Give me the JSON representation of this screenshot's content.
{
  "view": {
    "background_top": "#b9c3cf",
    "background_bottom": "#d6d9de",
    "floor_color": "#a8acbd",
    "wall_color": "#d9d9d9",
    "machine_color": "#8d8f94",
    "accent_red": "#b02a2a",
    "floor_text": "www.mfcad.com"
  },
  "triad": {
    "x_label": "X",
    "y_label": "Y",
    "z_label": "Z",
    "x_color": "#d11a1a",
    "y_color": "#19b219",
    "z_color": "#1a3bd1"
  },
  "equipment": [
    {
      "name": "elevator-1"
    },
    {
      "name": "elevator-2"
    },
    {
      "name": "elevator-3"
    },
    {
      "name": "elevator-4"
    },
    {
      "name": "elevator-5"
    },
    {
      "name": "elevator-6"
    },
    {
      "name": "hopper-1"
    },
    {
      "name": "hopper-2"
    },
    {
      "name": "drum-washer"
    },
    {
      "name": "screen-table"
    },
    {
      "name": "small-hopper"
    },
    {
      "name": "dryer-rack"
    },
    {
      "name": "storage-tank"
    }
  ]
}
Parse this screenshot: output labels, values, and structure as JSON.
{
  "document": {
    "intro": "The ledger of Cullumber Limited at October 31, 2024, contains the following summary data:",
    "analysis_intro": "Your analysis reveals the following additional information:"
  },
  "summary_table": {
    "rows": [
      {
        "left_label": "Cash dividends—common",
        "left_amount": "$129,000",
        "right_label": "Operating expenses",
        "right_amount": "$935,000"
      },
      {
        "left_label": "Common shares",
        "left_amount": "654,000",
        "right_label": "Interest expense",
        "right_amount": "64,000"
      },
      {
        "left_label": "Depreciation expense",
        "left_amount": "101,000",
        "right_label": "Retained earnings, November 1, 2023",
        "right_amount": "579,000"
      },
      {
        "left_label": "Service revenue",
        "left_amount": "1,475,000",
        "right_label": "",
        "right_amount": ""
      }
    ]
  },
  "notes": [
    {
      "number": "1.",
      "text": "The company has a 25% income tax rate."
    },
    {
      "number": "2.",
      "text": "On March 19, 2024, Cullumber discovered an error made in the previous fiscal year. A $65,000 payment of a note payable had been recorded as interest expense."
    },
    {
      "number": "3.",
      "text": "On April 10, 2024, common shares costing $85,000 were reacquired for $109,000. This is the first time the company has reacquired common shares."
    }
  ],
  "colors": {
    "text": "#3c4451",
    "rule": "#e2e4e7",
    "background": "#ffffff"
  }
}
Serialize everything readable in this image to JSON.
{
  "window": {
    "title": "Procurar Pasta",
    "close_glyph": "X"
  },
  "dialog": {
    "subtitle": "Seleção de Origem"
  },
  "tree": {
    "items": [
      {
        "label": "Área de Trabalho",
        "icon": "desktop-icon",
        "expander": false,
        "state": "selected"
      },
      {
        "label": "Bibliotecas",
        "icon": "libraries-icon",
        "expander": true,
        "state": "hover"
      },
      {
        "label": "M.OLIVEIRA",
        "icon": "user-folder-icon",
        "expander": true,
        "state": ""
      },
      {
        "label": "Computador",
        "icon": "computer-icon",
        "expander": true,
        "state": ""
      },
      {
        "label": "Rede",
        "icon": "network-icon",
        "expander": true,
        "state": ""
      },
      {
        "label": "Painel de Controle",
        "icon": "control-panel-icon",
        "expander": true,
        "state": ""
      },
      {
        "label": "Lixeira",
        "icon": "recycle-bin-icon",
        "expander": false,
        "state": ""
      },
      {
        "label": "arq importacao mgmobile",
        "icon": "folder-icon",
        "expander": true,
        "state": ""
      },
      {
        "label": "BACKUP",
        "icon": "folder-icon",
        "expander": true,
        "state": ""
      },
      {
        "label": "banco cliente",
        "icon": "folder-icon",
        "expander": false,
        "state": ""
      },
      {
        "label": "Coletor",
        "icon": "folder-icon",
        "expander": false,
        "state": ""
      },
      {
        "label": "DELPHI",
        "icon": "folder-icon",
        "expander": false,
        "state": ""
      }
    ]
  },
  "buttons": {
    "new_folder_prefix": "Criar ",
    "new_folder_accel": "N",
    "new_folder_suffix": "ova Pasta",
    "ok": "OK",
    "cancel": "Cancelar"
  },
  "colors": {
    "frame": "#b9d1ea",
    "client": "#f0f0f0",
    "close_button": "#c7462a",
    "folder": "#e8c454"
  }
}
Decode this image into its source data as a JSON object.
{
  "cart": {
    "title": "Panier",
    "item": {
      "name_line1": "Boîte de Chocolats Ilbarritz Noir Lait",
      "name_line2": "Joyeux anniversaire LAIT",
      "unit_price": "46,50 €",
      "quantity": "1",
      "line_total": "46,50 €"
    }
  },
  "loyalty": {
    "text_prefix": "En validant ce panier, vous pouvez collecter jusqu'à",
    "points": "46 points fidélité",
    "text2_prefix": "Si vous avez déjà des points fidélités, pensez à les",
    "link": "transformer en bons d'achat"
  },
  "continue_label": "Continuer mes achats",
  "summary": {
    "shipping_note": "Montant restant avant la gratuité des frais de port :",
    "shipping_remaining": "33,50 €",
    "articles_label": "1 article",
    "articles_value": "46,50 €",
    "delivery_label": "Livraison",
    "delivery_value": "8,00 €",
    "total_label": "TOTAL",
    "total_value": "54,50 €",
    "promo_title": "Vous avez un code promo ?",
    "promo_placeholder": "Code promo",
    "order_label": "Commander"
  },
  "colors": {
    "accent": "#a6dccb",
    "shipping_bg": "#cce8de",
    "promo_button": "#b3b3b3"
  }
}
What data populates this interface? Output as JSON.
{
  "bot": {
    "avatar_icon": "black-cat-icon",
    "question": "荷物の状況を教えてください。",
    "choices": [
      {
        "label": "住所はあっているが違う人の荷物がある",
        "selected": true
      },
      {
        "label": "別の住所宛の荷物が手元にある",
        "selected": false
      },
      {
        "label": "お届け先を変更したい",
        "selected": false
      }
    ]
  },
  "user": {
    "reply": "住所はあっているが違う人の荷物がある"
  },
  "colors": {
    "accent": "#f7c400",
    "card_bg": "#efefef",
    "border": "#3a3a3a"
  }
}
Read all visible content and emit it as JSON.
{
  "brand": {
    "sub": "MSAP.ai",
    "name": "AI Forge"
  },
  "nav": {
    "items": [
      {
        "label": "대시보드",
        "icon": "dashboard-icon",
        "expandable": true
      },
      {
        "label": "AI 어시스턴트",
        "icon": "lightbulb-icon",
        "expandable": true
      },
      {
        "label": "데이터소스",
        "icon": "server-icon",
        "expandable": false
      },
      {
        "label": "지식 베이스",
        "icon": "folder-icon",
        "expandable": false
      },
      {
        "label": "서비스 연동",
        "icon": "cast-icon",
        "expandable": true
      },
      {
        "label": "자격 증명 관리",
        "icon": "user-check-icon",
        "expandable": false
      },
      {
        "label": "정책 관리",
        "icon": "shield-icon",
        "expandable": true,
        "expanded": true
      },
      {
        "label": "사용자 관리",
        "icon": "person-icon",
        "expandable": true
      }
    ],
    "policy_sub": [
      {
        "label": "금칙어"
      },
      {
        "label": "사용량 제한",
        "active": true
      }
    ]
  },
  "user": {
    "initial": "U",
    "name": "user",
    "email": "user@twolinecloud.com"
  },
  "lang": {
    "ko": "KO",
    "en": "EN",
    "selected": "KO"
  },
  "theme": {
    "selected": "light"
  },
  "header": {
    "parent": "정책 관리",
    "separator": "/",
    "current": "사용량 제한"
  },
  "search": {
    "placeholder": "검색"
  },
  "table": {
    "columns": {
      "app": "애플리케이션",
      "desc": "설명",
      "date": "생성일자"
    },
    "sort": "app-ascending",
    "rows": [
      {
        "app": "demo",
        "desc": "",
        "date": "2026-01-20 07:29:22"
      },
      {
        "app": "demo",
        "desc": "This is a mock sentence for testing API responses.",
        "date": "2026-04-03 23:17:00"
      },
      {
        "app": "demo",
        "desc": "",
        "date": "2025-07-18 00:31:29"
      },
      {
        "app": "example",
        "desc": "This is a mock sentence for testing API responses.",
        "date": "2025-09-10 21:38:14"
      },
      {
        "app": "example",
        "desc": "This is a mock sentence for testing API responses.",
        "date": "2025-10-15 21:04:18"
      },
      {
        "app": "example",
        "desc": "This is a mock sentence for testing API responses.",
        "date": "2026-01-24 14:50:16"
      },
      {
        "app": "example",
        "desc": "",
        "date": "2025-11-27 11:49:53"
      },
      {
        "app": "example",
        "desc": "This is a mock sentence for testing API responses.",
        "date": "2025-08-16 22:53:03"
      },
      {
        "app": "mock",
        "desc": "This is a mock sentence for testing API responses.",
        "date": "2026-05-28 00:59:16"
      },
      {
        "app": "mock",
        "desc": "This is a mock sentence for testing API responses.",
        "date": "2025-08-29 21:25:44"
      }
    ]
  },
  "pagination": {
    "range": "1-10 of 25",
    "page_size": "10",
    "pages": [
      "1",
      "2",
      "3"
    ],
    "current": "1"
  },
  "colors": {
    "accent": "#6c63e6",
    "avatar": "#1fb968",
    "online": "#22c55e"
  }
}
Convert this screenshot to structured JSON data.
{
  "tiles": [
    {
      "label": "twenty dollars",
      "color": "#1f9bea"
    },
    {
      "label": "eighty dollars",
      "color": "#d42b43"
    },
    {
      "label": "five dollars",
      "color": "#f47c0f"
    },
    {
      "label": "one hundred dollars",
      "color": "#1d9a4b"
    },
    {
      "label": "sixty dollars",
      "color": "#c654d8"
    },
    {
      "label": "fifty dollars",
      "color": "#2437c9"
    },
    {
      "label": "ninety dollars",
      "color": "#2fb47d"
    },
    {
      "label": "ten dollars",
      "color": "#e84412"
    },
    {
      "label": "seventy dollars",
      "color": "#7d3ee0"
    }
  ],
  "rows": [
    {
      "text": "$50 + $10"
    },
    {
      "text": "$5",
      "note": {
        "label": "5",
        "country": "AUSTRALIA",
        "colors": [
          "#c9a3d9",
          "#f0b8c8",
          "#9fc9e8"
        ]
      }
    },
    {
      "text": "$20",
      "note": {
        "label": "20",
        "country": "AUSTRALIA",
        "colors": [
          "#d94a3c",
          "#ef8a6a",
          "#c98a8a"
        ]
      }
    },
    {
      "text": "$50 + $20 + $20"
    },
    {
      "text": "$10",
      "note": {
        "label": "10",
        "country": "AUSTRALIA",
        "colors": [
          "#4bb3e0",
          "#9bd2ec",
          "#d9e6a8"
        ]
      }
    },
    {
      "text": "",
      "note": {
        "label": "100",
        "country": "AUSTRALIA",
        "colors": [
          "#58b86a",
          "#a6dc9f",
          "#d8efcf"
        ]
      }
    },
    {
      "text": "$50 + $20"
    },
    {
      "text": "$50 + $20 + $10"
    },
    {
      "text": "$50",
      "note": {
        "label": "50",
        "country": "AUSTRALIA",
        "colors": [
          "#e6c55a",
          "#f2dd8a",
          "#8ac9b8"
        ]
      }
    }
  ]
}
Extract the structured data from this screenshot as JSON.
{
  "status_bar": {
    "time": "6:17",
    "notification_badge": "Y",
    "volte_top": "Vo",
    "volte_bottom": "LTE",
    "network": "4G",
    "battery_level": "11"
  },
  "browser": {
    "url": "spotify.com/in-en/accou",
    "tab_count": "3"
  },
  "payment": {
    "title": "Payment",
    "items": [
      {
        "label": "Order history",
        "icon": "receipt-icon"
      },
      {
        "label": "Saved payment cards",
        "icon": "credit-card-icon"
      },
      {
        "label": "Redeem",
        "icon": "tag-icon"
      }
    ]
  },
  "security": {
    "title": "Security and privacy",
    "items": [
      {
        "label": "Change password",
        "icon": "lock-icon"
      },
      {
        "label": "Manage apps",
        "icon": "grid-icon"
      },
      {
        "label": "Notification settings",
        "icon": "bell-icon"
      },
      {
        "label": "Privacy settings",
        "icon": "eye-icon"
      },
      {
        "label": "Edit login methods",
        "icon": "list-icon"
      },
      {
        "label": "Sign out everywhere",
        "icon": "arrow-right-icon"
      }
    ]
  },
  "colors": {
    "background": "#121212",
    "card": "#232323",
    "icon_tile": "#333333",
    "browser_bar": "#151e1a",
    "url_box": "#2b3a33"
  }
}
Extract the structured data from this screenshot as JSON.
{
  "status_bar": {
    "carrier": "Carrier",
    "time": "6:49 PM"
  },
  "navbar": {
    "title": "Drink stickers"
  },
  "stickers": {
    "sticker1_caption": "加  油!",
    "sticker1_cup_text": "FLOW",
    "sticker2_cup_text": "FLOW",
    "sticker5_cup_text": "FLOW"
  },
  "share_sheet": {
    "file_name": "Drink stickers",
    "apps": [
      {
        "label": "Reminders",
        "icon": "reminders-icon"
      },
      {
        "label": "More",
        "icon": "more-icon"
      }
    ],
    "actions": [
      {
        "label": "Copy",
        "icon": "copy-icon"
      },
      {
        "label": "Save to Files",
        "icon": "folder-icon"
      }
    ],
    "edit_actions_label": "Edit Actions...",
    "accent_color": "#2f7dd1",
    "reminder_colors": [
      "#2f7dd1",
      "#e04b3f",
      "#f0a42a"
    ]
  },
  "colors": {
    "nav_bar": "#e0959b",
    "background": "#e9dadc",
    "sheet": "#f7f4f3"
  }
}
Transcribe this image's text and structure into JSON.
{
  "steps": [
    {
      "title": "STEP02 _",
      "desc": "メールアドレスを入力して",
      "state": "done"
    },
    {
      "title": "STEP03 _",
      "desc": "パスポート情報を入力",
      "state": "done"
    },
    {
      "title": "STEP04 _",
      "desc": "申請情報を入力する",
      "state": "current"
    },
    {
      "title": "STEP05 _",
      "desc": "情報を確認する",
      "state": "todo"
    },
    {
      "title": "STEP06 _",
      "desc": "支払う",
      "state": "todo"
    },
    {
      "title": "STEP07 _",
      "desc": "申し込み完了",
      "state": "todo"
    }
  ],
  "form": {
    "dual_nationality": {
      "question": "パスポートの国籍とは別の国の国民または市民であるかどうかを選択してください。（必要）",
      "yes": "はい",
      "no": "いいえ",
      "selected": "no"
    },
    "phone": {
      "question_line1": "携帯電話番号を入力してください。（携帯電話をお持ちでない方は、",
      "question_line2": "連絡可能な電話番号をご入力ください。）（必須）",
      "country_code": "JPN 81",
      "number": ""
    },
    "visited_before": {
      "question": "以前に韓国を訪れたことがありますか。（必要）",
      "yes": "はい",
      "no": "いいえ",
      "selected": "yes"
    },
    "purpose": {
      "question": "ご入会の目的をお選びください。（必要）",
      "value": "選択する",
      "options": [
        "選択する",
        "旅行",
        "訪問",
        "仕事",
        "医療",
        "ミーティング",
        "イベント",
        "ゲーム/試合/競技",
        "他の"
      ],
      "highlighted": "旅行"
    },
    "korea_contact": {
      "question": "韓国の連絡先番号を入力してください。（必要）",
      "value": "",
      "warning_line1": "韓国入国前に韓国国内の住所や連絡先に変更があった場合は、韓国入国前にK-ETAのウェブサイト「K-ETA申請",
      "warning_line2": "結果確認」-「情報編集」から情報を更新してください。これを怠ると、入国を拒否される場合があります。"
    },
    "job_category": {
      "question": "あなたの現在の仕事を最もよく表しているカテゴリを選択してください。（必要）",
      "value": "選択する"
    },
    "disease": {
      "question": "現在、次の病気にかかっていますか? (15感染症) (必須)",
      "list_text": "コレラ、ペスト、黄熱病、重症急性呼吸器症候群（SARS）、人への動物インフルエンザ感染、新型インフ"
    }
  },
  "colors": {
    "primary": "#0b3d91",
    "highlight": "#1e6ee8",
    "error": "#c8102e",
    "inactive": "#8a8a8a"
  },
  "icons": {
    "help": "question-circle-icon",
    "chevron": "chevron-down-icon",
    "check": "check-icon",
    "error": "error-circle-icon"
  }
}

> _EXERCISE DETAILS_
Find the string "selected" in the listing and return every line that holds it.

> _RESPONSE TO THE EXERCISE_
        "state": "selected"
        "selected": true
        "selected": false
        "selected": false
    "selected": "KO"
    "selected": "light"
      "selected": "no"
      "selected": "yes"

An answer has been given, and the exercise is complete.